By holding a single conference for all of the mission-based sectors in the state, the chapter is leveraging resources and bringing individuals together for a single platform for conversation and bridge-building. And the work is far from done, as the chapter and its partners will annually meet to document shifts in conversations and changes that can be made to keep the dialogue going.
“Being able to bring forth the need for diversity and inclusion was an awesome experience I would like to see develop even more in the future,” said April Jones, divisional direct marketing manager for the The Salvation Army Divisional Headquarters in Jackson and vice president of diversity and inclusion for the chapter. “Mississippi has a rich history, but one that is not so appealing. However, if we continue to inform and introduce the importance of unity, diversity and inclusion will produce well needed growth that strengthens our communities.”

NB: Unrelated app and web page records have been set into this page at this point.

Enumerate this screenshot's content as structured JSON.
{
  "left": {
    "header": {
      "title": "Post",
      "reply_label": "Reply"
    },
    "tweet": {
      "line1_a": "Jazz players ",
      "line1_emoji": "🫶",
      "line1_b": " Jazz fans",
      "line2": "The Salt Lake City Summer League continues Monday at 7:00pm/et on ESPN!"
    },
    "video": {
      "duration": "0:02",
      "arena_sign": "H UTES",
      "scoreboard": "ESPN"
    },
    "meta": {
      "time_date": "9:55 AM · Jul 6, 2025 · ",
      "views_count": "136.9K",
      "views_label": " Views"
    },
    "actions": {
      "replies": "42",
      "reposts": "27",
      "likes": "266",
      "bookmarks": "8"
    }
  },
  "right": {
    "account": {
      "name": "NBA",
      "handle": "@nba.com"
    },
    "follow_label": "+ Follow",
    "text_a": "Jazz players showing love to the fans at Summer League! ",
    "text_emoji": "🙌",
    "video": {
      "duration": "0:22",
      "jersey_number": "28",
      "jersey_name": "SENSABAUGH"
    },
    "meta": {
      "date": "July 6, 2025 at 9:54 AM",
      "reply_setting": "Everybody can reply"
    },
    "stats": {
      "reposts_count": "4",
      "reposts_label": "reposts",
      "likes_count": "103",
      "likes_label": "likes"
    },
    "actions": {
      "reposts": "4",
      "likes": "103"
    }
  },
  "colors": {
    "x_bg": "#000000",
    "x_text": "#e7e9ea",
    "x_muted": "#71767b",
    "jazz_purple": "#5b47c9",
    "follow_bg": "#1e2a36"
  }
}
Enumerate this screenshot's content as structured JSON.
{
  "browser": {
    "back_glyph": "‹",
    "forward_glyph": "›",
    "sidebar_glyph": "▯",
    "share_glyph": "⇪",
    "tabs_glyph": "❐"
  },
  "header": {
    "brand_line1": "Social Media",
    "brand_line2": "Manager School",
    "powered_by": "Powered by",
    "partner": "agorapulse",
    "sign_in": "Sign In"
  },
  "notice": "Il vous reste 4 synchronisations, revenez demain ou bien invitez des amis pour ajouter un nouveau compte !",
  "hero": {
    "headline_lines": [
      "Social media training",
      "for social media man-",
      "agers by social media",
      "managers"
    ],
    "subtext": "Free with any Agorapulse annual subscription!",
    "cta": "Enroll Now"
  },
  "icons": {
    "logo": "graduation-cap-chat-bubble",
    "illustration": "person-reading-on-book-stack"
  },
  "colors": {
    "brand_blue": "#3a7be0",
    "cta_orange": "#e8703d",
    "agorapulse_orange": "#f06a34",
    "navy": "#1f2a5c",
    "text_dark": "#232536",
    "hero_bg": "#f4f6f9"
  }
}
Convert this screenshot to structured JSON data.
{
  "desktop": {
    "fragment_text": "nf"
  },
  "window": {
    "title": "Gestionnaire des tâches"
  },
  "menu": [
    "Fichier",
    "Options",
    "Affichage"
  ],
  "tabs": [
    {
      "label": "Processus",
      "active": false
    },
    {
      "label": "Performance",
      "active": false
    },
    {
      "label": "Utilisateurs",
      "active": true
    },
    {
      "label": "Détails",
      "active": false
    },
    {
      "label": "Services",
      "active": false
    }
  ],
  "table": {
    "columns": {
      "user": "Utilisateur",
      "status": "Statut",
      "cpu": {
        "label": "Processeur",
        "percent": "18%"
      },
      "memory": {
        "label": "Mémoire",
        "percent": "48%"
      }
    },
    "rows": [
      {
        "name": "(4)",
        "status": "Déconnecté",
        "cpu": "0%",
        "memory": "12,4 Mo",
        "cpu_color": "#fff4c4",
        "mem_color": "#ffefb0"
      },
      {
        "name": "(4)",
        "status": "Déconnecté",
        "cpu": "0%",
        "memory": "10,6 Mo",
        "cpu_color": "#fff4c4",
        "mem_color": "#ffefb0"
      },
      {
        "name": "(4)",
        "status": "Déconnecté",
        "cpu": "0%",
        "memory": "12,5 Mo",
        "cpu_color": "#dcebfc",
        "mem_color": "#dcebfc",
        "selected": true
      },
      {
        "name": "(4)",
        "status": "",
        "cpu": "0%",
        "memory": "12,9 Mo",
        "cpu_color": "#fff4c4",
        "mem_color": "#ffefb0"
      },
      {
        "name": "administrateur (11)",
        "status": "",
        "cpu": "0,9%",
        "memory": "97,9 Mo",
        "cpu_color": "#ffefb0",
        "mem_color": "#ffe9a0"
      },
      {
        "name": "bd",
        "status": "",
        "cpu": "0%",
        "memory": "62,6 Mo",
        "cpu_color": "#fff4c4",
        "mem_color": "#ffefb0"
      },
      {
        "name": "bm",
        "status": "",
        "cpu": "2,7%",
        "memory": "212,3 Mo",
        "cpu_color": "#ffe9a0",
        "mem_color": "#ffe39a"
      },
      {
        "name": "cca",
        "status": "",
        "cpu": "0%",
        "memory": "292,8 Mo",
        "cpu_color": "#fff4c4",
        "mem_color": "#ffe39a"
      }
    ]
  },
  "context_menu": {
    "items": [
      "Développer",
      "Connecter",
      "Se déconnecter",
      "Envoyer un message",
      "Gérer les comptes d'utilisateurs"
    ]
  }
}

Steps to Collaborating for a Successful Conference
The Mississippi Chapter’s collaboration with so many other organizations is especially noteworthy. Here are some steps and ideas in putting together their conference that might help other chapters.
1) Invite the leaders of the proposed partners to a formation discussion meeting. In preparation for this meeting, each of the partners should bring a list of their current continuing education, coalition-building, inclusion, community activity, and membership programming, as well as an analysis of how well their activities are meeting target audience needs.
2) Coalition partners meet to agree on who will act as fiscal agent for the conference, whether or not they will hire an event management firm, who will act as leaders, what sort of location best serves the needs, a draft budget, what a partnership fee will be, how the income will be split, etc.
3) The fiscal agent leader creates an MOU that each coalition partner organization must sign and return with a partnership fee. (Ours was $1500 per partner.)
4) The conference leader will manage all planning meetings, sponsorship appeals, site details, partner business details (hotels, restaurants, etc.), and media.
5) Regular meetings are held with action plans for the separate areas and reports of activity concluded and in play. (We had work committees who oversaw planning of each workshop track, fundraising, speaker engagement, and PR & marketing.) Each partner committee is expected to disseminate conference information in targeted messages to their constituencies to ensure maximum participation and registration. For instance, the AFP MS chapter is hosting a pre-conference session for the CFRE Prep Test and are working to disseminate that information to neighboring states.
6) Each of the committees is responsible for working with the event management group to oversee their portion of the conference. This means making sure that all A/V, food, and volunteer needs are met as well as troubleshooting issues as they arise. Fundraising committee will meet with the current sponsors and exhibition vendors to request sponsorship pledges for the following year.
7) After the conference, the partner leaders will survey their constituencies to find out how the workshops, plenaries, and sessions impacted them and whether or not the conference was a positive experience.
8) The partner leaders will meet to discuss the conference and see what can be done better next year and who we need to engage Coalition partners will be more than happy to work with other groups to implement this in their states.